(Dataset rows for apps and sites)

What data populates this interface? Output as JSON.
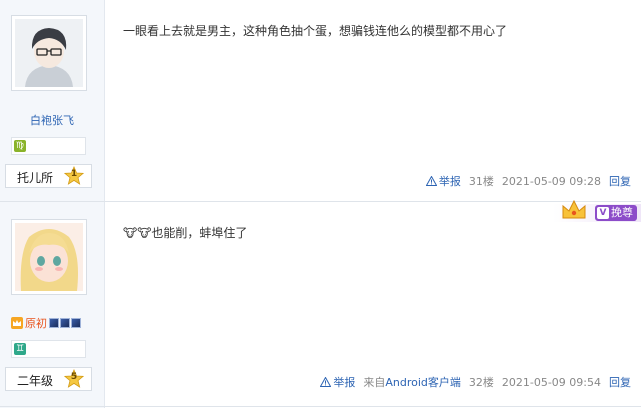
{
  "posts": [
    {
      "username": "白袍张飞",
      "zodiac_glyph": "♍",
      "zodiac_color": "#8ab32a",
      "level_name": "托儿所",
      "level_num": "1",
      "content": "一眼看上去就是男主，这种角色抽个蛋，想骗钱连他么的模型都不用心了",
      "report_label": "举报",
      "floor": "31楼",
      "time": "2021-05-09 09:28",
      "reply_label": "回复"
    },
    {
      "username": "原初",
      "zodiac_glyph": "♊",
      "zodiac_color": "#2fa88a",
      "level_name": "二年级",
      "level_num": "5",
      "content": "🐮🐮也能削，蚌埠住了",
      "vip_label": "挽尊",
      "report_label": "举报",
      "source_prefix": "来自",
      "source_link": "Android客户端",
      "floor": "32楼",
      "time": "2021-05-09 09:54",
      "reply_label": "回复"
    }
  ],
  "icons": {
    "warning": "warning-triangle-icon",
    "star": "level-star-icon",
    "crown": "crown-icon"
  },
  "colors": {
    "link": "#2d64b3",
    "meta": "#888888",
    "username_vip": "#e8541e",
    "vip_purple": "#8c4cc9"
  }
}
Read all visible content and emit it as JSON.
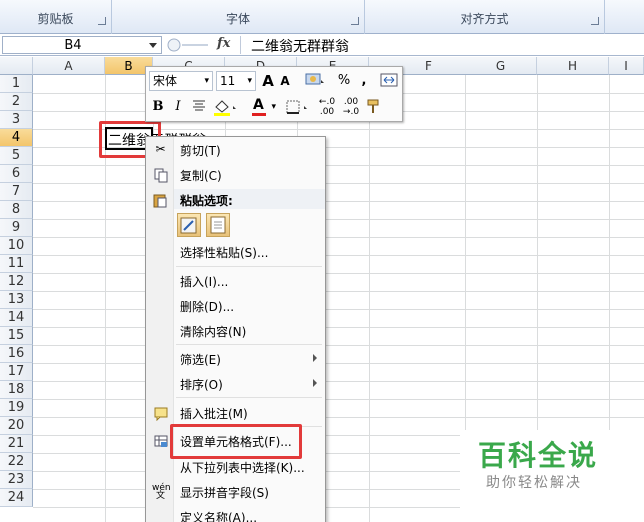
{
  "ribbon": {
    "groups": [
      "剪贴板",
      "字体",
      "对齐方式"
    ]
  },
  "formula_bar": {
    "name_box": "B4",
    "fx_label": "fx",
    "content": "二维翁无群群翁"
  },
  "sheet": {
    "columns": [
      "A",
      "B",
      "C",
      "D",
      "E",
      "F",
      "G",
      "H",
      "I"
    ],
    "rows": [
      "1",
      "2",
      "3",
      "4",
      "5",
      "6",
      "7",
      "8",
      "9",
      "10",
      "11",
      "12",
      "13",
      "14",
      "15",
      "16",
      "17",
      "18",
      "19",
      "20",
      "21",
      "22",
      "23",
      "24"
    ],
    "selected_cell": "B4",
    "cell_text": "二维翁无群群翁"
  },
  "mini_toolbar": {
    "font_name": "宋体",
    "font_size": "11",
    "grow_font": "A",
    "shrink_font": "A",
    "percent": "%",
    "comma": ",",
    "bold": "B",
    "italic": "I",
    "font_color": "A",
    "inc_decimal": "←.0 .00",
    "dec_decimal": ".00 →.0"
  },
  "context_menu": {
    "items": [
      {
        "label": "剪切(T)",
        "icon": "scissors-icon"
      },
      {
        "label": "复制(C)",
        "icon": "copy-icon"
      },
      {
        "label": "粘贴选项:",
        "icon": "paste-icon"
      },
      {
        "label": "选择性粘贴(S)...",
        "icon": ""
      },
      {
        "label": "插入(I)...",
        "icon": ""
      },
      {
        "label": "删除(D)...",
        "icon": ""
      },
      {
        "label": "清除内容(N)",
        "icon": ""
      },
      {
        "label": "筛选(E)",
        "icon": ""
      },
      {
        "label": "排序(O)",
        "icon": ""
      },
      {
        "label": "插入批注(M)",
        "icon": "comment-icon"
      },
      {
        "label": "设置单元格格式(F)...",
        "icon": "format-cells-icon"
      },
      {
        "label": "从下拉列表中选择(K)...",
        "icon": ""
      },
      {
        "label": "显示拼音字段(S)",
        "icon": "phonetic-icon"
      },
      {
        "label": "定义名称(A)...",
        "icon": ""
      }
    ]
  },
  "watermark": {
    "title": "百科全说",
    "subtitle": "助你轻松解决"
  },
  "colors": {
    "highlight_red": "#e23a3a",
    "logo_green": "#3aa84b"
  }
}
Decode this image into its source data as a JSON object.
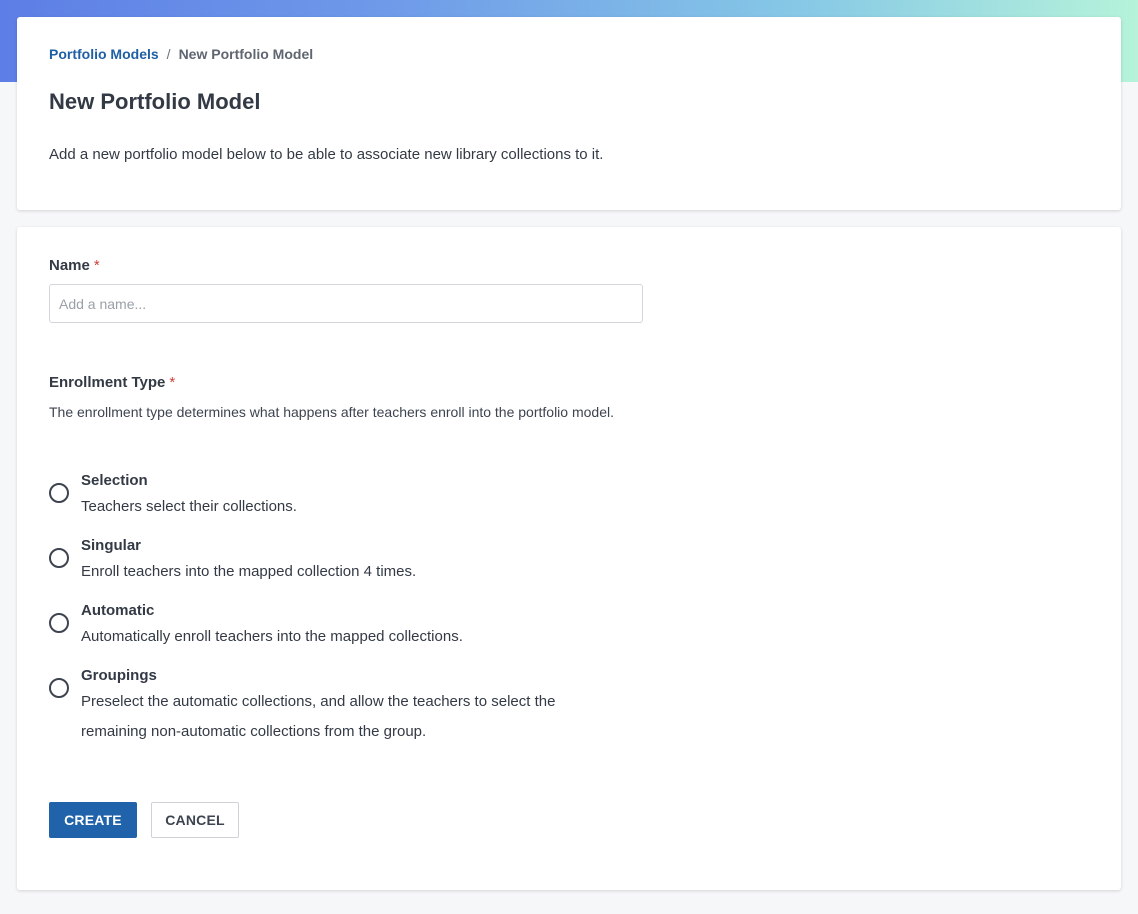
{
  "breadcrumb": {
    "parent": "Portfolio Models",
    "separator": "/",
    "current": "New Portfolio Model"
  },
  "header": {
    "title": "New Portfolio Model",
    "description": "Add a new portfolio model below to be able to associate new library collections to it."
  },
  "form": {
    "name_label": "Name",
    "required_mark": "*",
    "name_value": "",
    "name_placeholder": "Add a name...",
    "enrollment_label": "Enrollment Type",
    "enrollment_help": "The enrollment type determines what happens after teachers enroll into the portfolio model.",
    "enrollment_options": [
      {
        "title": "Selection",
        "description": "Teachers select their collections.",
        "selected": false
      },
      {
        "title": "Singular",
        "description": "Enroll teachers into the mapped collection 4 times.",
        "selected": false
      },
      {
        "title": "Automatic",
        "description": "Automatically enroll teachers into the mapped collections.",
        "selected": false
      },
      {
        "title": "Groupings",
        "description": "Preselect the automatic collections, and allow the teachers to select the remaining non-automatic collections from the group.",
        "selected": false
      }
    ]
  },
  "actions": {
    "create_label": "CREATE",
    "cancel_label": "CANCEL"
  },
  "colors": {
    "primary": "#2063ab",
    "link": "#1f5fa6",
    "required": "#d0403a",
    "text": "#333a45"
  }
}
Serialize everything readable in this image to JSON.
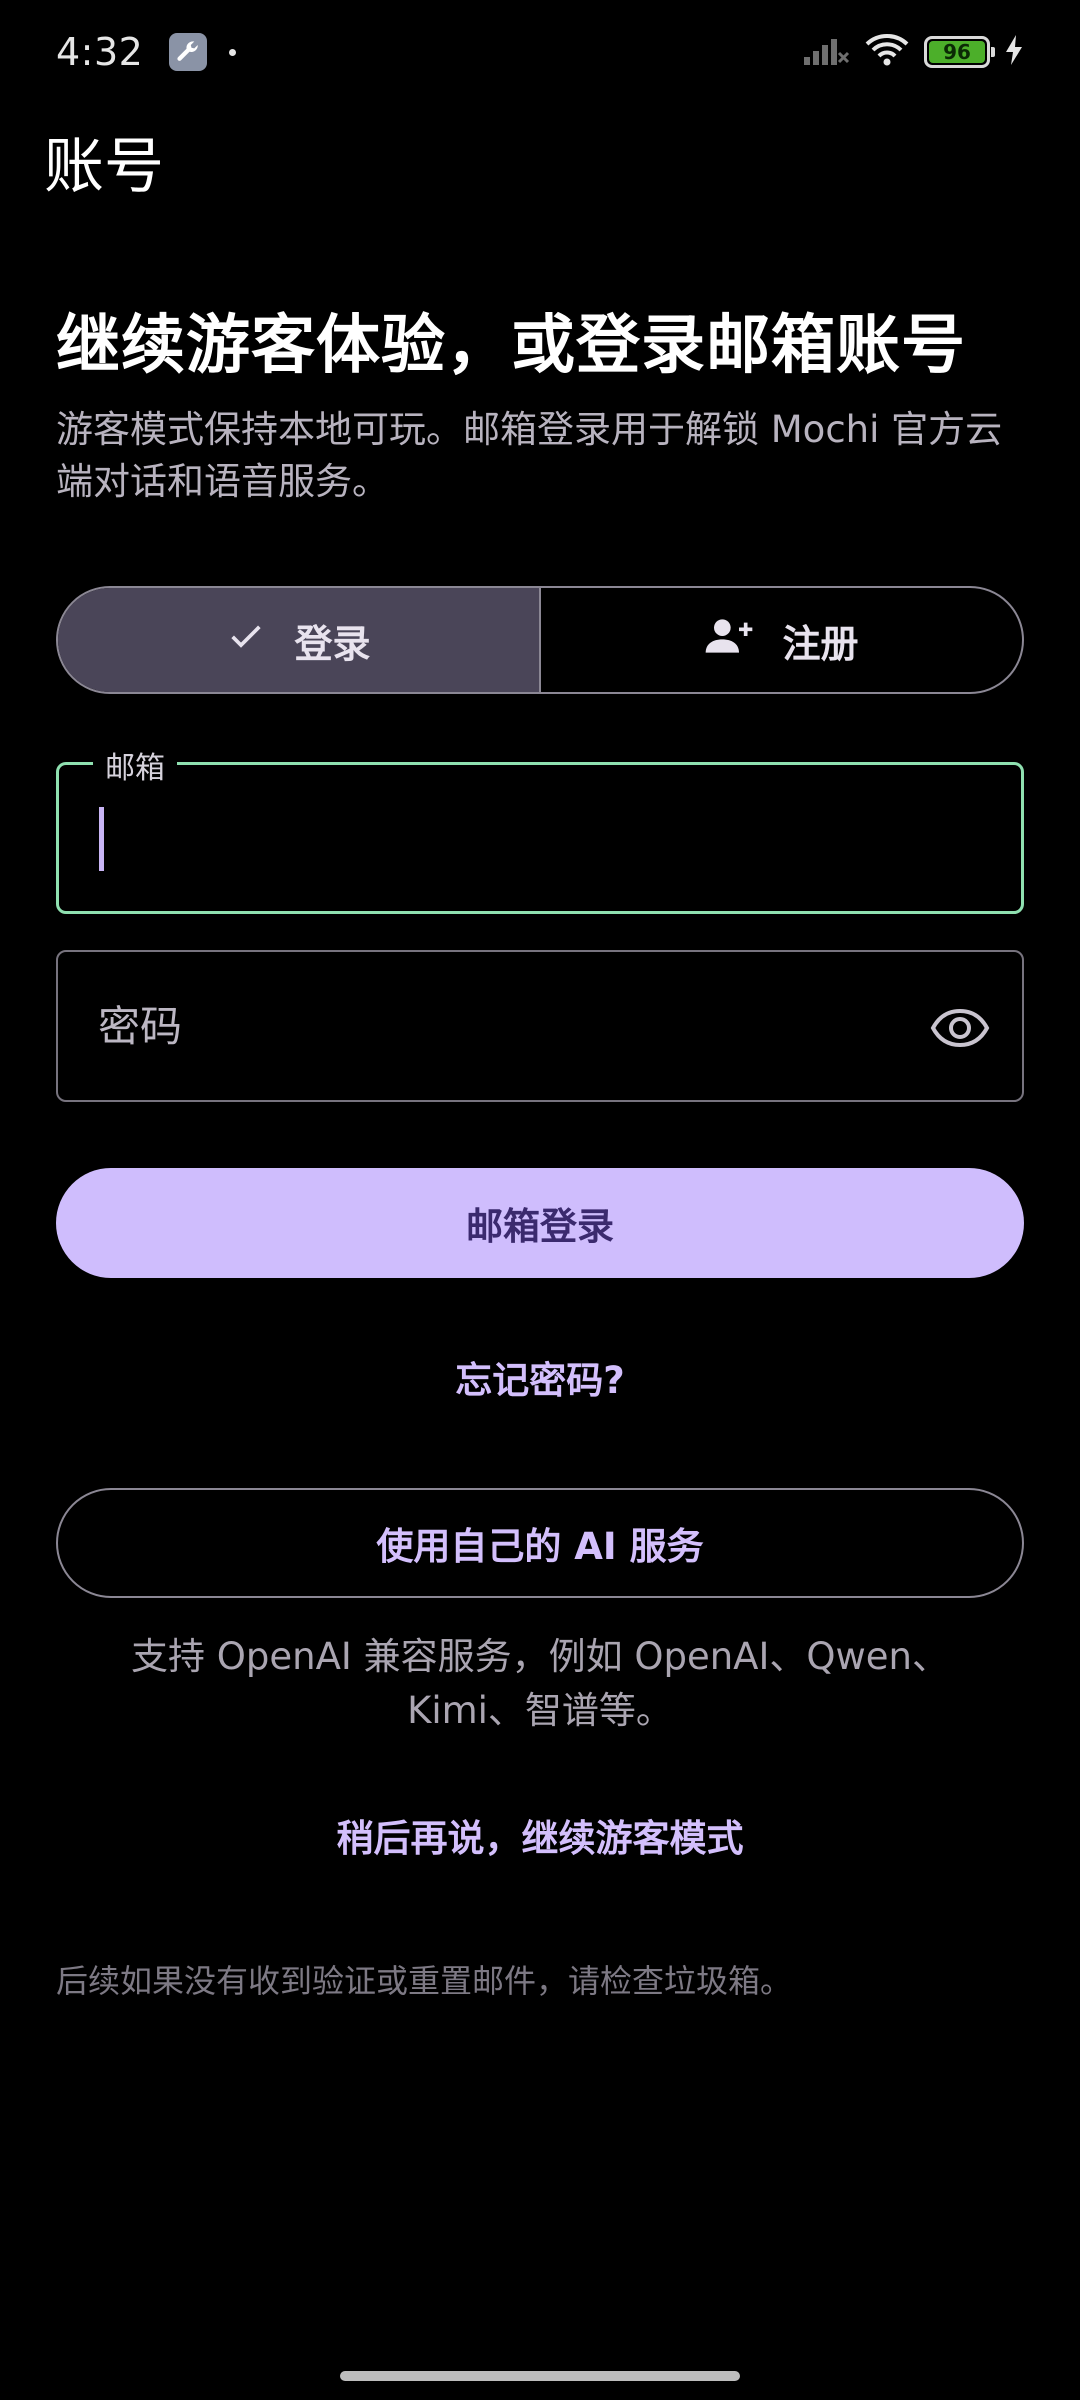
{
  "status_bar": {
    "time": "4:32",
    "battery_level": "96",
    "icons": [
      "wrench-icon",
      "signal-icon",
      "wifi-icon",
      "battery-icon",
      "charging-icon"
    ]
  },
  "app_bar": {
    "title": "账号"
  },
  "headline": "继续游客体验，或登录邮箱账号",
  "subtitle": "游客模式保持本地可玩。邮箱登录用于解锁 Mochi 官方云端对话和语音服务。",
  "auth_tabs": {
    "login_label": "登录",
    "register_label": "注册",
    "selected": "login"
  },
  "email_field": {
    "label": "邮箱",
    "value": ""
  },
  "password_field": {
    "placeholder": "密码",
    "value": ""
  },
  "buttons": {
    "email_login": "邮箱登录",
    "forgot_password": "忘记密码?",
    "own_ai_service": "使用自己的 AI 服务",
    "continue_guest": "稍后再说，继续游客模式"
  },
  "support_text": "支持 OpenAI 兼容服务，例如 OpenAI、Qwen、Kimi、智谱等。",
  "footnote": "后续如果没有收到验证或重置邮件，请检查垃圾箱。",
  "colors": {
    "background": "#000000",
    "primary": "#cfbdfd",
    "primary_text": "#3b2a6e",
    "focus_border": "#8fe0b0",
    "selected_segment": "#4a4558"
  }
}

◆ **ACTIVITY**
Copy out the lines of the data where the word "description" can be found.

◆ **SOLVED PROBLEM**
    "description": "Add a new portfolio model below to be able to associate new library collections to it."
        "description": "Teachers select their collections.",
        "description": "Enroll teachers into the mapped collection 4 times.",
        "description": "Automatically enroll teachers into the mapped collections.",
        "description": "Preselect the automatic collections, and allow the teachers to select the remaining non-automatic collections from the group.",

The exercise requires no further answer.